Northern Prairie Wildlife Research Center
STATUS: Uncommon; once abundant, numbers have been reduced due to past hunting pressure and agricultural practices.
HABITAT: Inhabits grassy open areas, ranging from sandy, sparsely vegetated flats to open, grassy bogs and muskeg. Most often found in rich pastureland, hayfields, and alfalfa fields. During the breeding season alights freely fenceposts, telephone poles, and other elevated sites.
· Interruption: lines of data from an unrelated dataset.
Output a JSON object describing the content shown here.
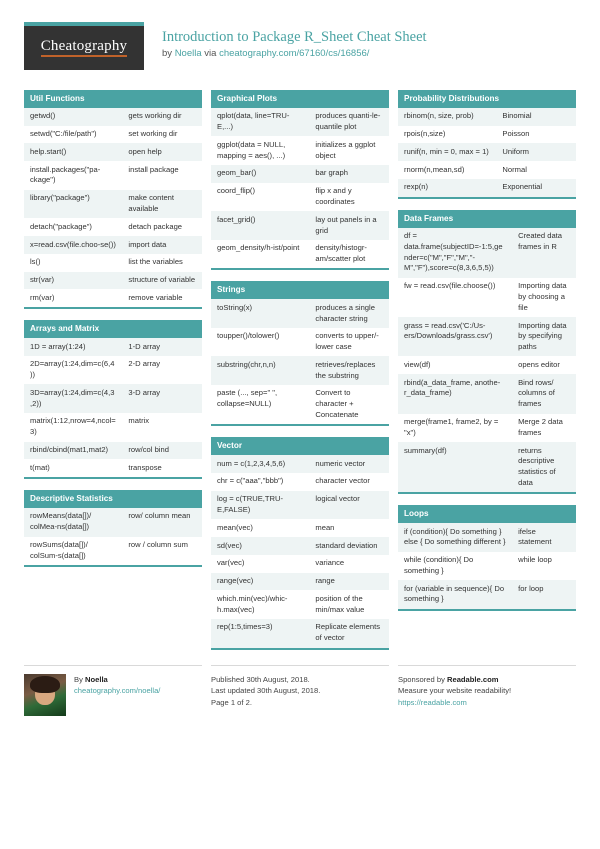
{
  "header": {
    "logo": "Cheatography",
    "title": "Introduction to Package R_Sheet Cheat Sheet",
    "by_prefix": "by ",
    "author": "Noella",
    "via": " via ",
    "source_url": "cheatography.com/67160/cs/16856/"
  },
  "columns": [
    {
      "name": "column-left",
      "blocks": [
        {
          "title": "Util Functions",
          "rows": [
            [
              "getwd()",
              "gets working dir"
            ],
            [
              "setwd(\"C:/file/path\")",
              "set working dir"
            ],
            [
              "help.start()",
              "open help"
            ],
            [
              "install.packages(\"pa-ckage\")",
              "install package"
            ],
            [
              "library(\"package\")",
              "make content available"
            ],
            [
              "detach(\"package\")",
              "detach package"
            ],
            [
              "x=read.csv(file.choo-se())",
              "import data"
            ],
            [
              "ls()",
              "list the variables"
            ],
            [
              "str(var)",
              "structure of variable"
            ],
            [
              "rm(var)",
              "remove variable"
            ]
          ]
        },
        {
          "title": "Arrays and Matrix",
          "rows": [
            [
              "1D = array(1:24)",
              "1-D array"
            ],
            [
              "2D=array(1:24,dim=c(6,4))",
              "2-D array"
            ],
            [
              "3D=array(1:24,dim=c(4,3,2))",
              "3-D array"
            ],
            [
              "matrix(1:12,nrow=4,ncol=3)",
              "matrix"
            ],
            [
              "rbind/cbind(mat1,mat2)",
              "row/col bind"
            ],
            [
              "t(mat)",
              "transpose"
            ]
          ]
        },
        {
          "title": "Descriptive Statistics",
          "rows": [
            [
              "rowMeans(data[])/ colMea-ns(data[])",
              "row/ column mean"
            ],
            [
              "rowSums(data[])/ colSum-s(data[])",
              "row / column sum"
            ]
          ]
        }
      ]
    },
    {
      "name": "column-middle",
      "blocks": [
        {
          "title": "Graphical Plots",
          "rows": [
            [
              "qplot(data, line=TRU-E,...)",
              "produces quanti-le-quantile plot"
            ],
            [
              "ggplot(data = NULL, mapping = aes(), ...)",
              "initializes a ggplot object"
            ],
            [
              "geom_bar()",
              "bar graph"
            ],
            [
              "coord_flip()",
              "flip x and y coordinates"
            ],
            [
              "facet_grid()",
              "lay out panels in a grid"
            ],
            [
              "geom_density/h-ist/point",
              "density/histogr-am/scatter plot"
            ]
          ]
        },
        {
          "title": "Strings",
          "rows": [
            [
              "toString(x)",
              "produces a single character string"
            ],
            [
              "toupper()/tolower()",
              "converts to upper/-lower case"
            ],
            [
              "substring(chr,n,n)",
              "retrieves/replaces the substring"
            ],
            [
              "paste (..., sep=\" \", collapse=NULL)",
              "Convert to character + Concatenate"
            ]
          ]
        },
        {
          "title": "Vector",
          "rows": [
            [
              "num = c(1,2,3,4,5,6)",
              "numeric vector"
            ],
            [
              "chr = c(\"aaa\",\"bbb\")",
              "character vector"
            ],
            [
              "log = c(TRUE,TRU-E,FALSE)",
              "logical vector"
            ],
            [
              "mean(vec)",
              "mean"
            ],
            [
              "sd(vec)",
              "standard deviation"
            ],
            [
              "var(vec)",
              "variance"
            ],
            [
              "range(vec)",
              "range"
            ],
            [
              "which.min(vec)/whic-h.max(vec)",
              "position of the min/max value"
            ],
            [
              "rep(1:5,times=3)",
              "Replicate elements of vector"
            ]
          ]
        }
      ]
    },
    {
      "name": "column-right",
      "blocks": [
        {
          "title": "Probability Distributions",
          "wide": false,
          "rows": [
            [
              "rbinom(n, size, prob)",
              "Binomial"
            ],
            [
              "rpois(n,size)",
              "Poisson"
            ],
            [
              "runif(n, min = 0, max = 1)",
              "Uniform"
            ],
            [
              "rnorm(n,mean,sd)",
              "Normal"
            ],
            [
              "rexp(n)",
              "Exponential"
            ]
          ]
        },
        {
          "title": "Data Frames",
          "wide": true,
          "rows": [
            [
              "df = data.frame(subjectID=-1:5,gender=c(\"M\",\"F\",\"M\",\"-M\",\"F\"),score=c(8,3,6,5,5))",
              "Created data frames in R"
            ],
            [
              "fw = read.csv(file.choose())",
              "Importing data by choosing a file"
            ],
            [
              "grass = read.csv('C:/Us-ers/Downloads/grass.csv')",
              "Importing data by specifying paths"
            ],
            [
              "view(df)",
              "opens editor"
            ],
            [
              "rbind(a_data_frame, anothe-r_data_frame)",
              "Bind rows/ columns of frames"
            ],
            [
              "merge(frame1, frame2, by = \"x\")",
              "Merge 2 data frames"
            ],
            [
              "summary(df)",
              "returns descriptive statistics of data"
            ]
          ]
        },
        {
          "title": "Loops",
          "wide": true,
          "rows": [
            [
              "if (condition){ Do something } else { Do something different }",
              "ifelse statement"
            ],
            [
              "while (condition){ Do something }",
              "while loop"
            ],
            [
              "for (variable in sequence){ Do something }",
              "for loop"
            ]
          ]
        }
      ]
    }
  ],
  "footer": {
    "author_prefix": "By ",
    "author_name": "Noella",
    "author_url": "cheatography.com/noella/",
    "published": "Published 30th August, 2018.",
    "updated": "Last updated 30th August, 2018.",
    "page": "Page 1 of 2.",
    "sponsor_prefix": "Sponsored by ",
    "sponsor_name": "Readable.com",
    "sponsor_tagline": "Measure your website readability!",
    "sponsor_url": "https://readable.com"
  }
}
During migration, frequents alfalfa fields, pastures, prairie dog towns, and rarely shores and mudflats.
SPECIAL HABITAT REQUIREMENTS: Open grasslands.
NEST: Nests in depressions on the ground among rank grasses, along sloughs in prairies, or in clearings of spruce muskeg, in loosely spaced colonies. Conceals nest by covering them with nearby vegetation.
FOOD: Prefers to forage where the grasses are low and open enough to provide good visibility, and where grasshoppers and crickets are most abundant. Also eats weevils, ants, berries, waste grain, and seeds of grasses and weeds.
REFERENCES: Cramp and Simmons 1983, DeGraff et al. 1983, Palmer 1967, Tate and Tate 1982.